Beatrice Capra, I watched during the US Open. I think she is going to get better going to college at Duke and honing her game. Some young players I still think need a little growth, but that is what you hope you are able to give players as a national organization, that is the goal of the USTA, to give them more opportunities to grow. There are a few other names I have been seeing recently with good results, but you just have to give people faith to develop in the game. Young players need some space and some matches and playing opportunities against better players, and we also need to tap into younger players now, like what the USTA is trying to do with 10 and Under Tennis. I think that is going to be really important. You can only do a certain amount with the field of talent and kids that you have. If there is not a big enough field and pool of talent, you are not going to maximize all of the resources you have, so I think that is going to be a big part going forward, as well.
USTA.com: You played a bunch of Fed Cup matches in your career, including playing in the 1995 final. What did you enjoy so much about Fed Cup and the team competition?
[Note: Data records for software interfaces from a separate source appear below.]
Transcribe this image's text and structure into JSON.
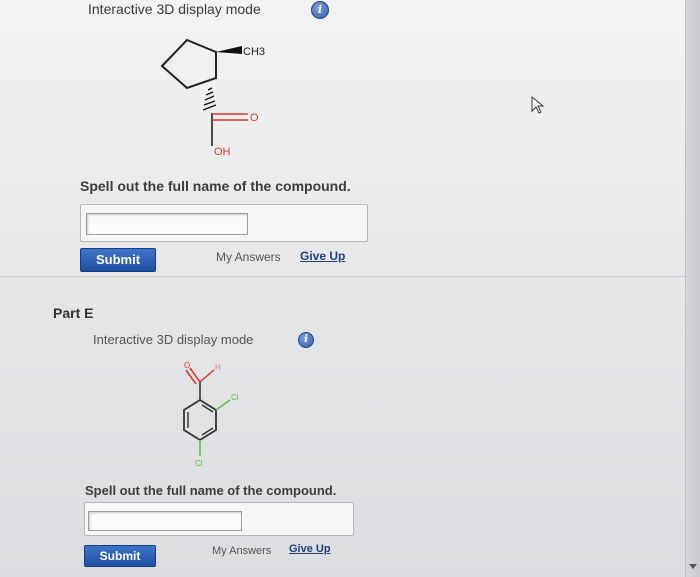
{
  "part_d": {
    "mode_label": "Interactive 3D display mode",
    "info_icon": "info-icon",
    "molecule": {
      "substituent_top": "CH3",
      "carbonyl_o": "O",
      "hydroxyl": "OH"
    },
    "question": "Spell out the full name of the compound.",
    "answer_value": "",
    "submit_label": "Submit",
    "my_answers_label": "My Answers",
    "give_up_label": "Give Up"
  },
  "part_e": {
    "part_label": "Part E",
    "mode_label": "Interactive 3D display mode",
    "info_icon": "info-icon",
    "molecule": {
      "aldehyde_o": "O",
      "aldehyde_h": "H",
      "substituent_right": "Cl",
      "substituent_bottom": "Cl"
    },
    "question": "Spell out the full name of the compound.",
    "answer_value": "",
    "submit_label": "Submit",
    "my_answers_label": "My Answers",
    "give_up_label": "Give Up"
  },
  "colors": {
    "submit": "#2a5db3",
    "link": "#1f3f7a",
    "oxygen": "#d9352b",
    "chlorine": "#5fbf3f"
  },
  "cursor_icon": "mouse-pointer-icon"
}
Chanda Rubin: I enjoyed it. I played under a couple different coaches, so that is always interesting to get a feel for the different styles, and, of course, being in a team environment is totally different from what we did all year long on the tour. It takes a bit of transition, and there is pressure. There are times you feel like you are going to throw up; you are thinking, ‘I have to win this match for America.’ It is a different type of pressure you are not used to, but it was a growing experience for me and experiences where I learned something and that then translated and was helpful for me during the rest of the year. The times I was able to play Fed Cup and I was able to get some matches in and do well, I always did much better for the rest of the year. I think the aspect of improvement and Fed Cup being a great opportunity to play on a team for a change are the two biggest reasons why I enjoyed playing. The coaches I was able to play under, Billie Jean King, in particular, I learned so much from, and they were some of the best experiences I had in my tennis career. I loved it.